“Previously you would hire characters because you’d think: ‘ah, this is a good warrior. That’s why I’ll bring him to my faction’,” Gaspar says. “But now, you almost look at the CV of the character when you’re hiring: ‘this is not a good warrior, but he has good friends, that might be very handy in the future’. So it gives way more layers, way more colour to all the characters and your decisions.”

“And this is all happening dynamically,” Mann adds. “People are making friends and rivalries throughout the campaign as it’s going on. There are some people who will just never get along -LüBu and Xiahou Dun, for instance, they’re not really friends at any point.” That’s understandable -Xiahou Dun lost his left eye in battle against LüBu, though he reportedly styled it out by pulling out the arrow that had hit his socket and eating the eyeball off it, like a kebab.

So he and LüBu will never get along: “Losing an eye would make you a bit irritated!” Mann says. “But that’s the cool thing, it’s about these dynamics and how they interact, so characters aren’t just pawns on a board, they’re individuals with needs and desires. And whether they’re happy or not in your faction is something you now have to pay attention to, and build upon.”

To get a sense of how complex these interpersonal relationships can become, Creative Assembly tells us that there will be “11 iconic warlords” in the finished game, each with their own playable faction – Cao Cao, Liu Bei, and Sun Jian have been announced so far. Beneath them will be at least two lesser tiers of character, Heroes and Generals, each of which will presumably tie into the complex social web of guanxi.

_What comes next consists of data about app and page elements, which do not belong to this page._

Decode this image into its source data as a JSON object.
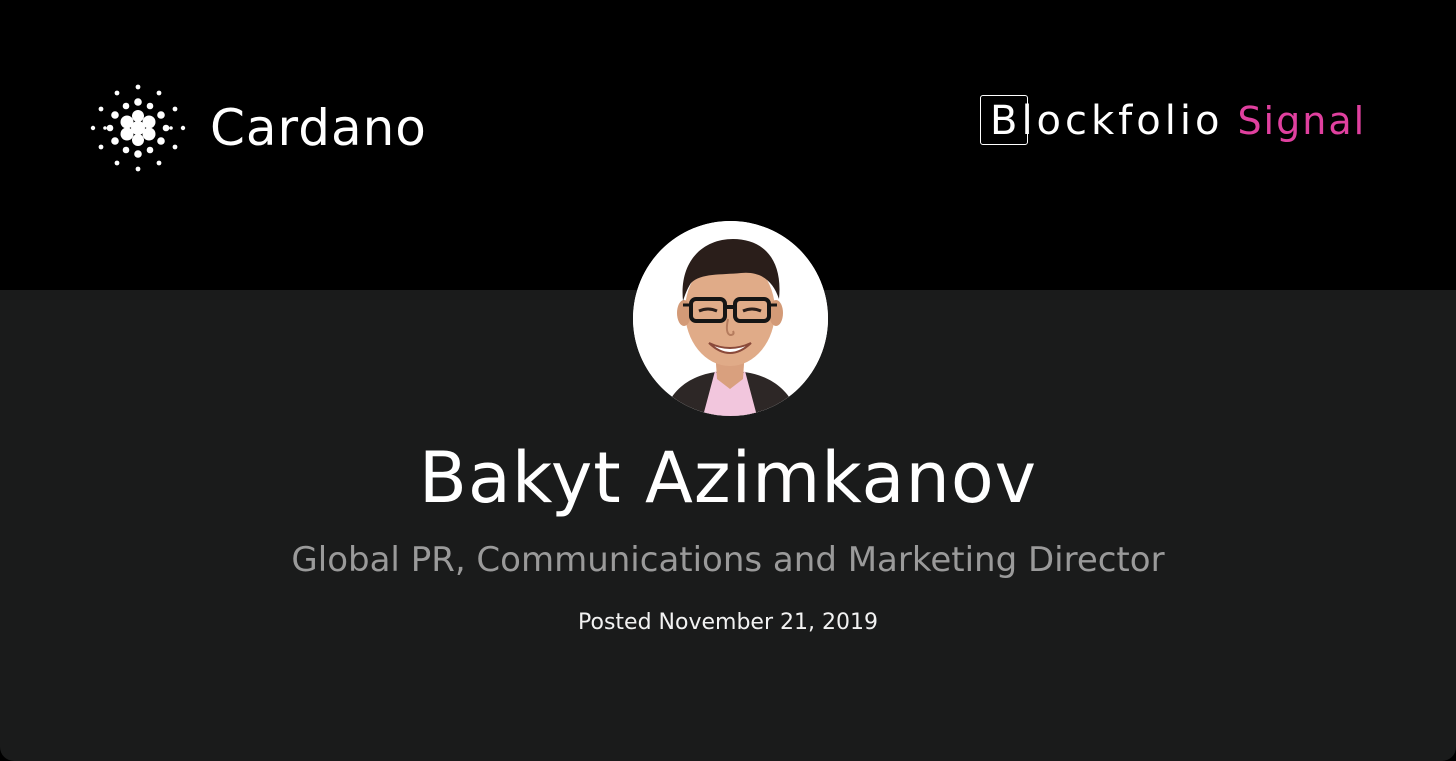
{
  "logos": {
    "left": {
      "name": "Cardano",
      "icon": "cardano-logo-icon"
    },
    "right": {
      "brand": "Blockfolio",
      "suffix": "Signal",
      "suffix_color": "#e0409f"
    }
  },
  "profile": {
    "name": "Bakyt Azimkanov",
    "role": "Global PR, Communications and Marketing Director",
    "posted": "Posted November 21, 2019",
    "avatar_icon": "profile-photo"
  },
  "colors": {
    "top_band": "#000000",
    "panel": "#1a1b1b",
    "role_text": "#9a9a9a",
    "accent": "#e0409f"
  }
}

You can wishlist Three Kingdoms on Steam. Three Kingdoms was recently delayed out of autumn this year and is now due to release in spring 2019.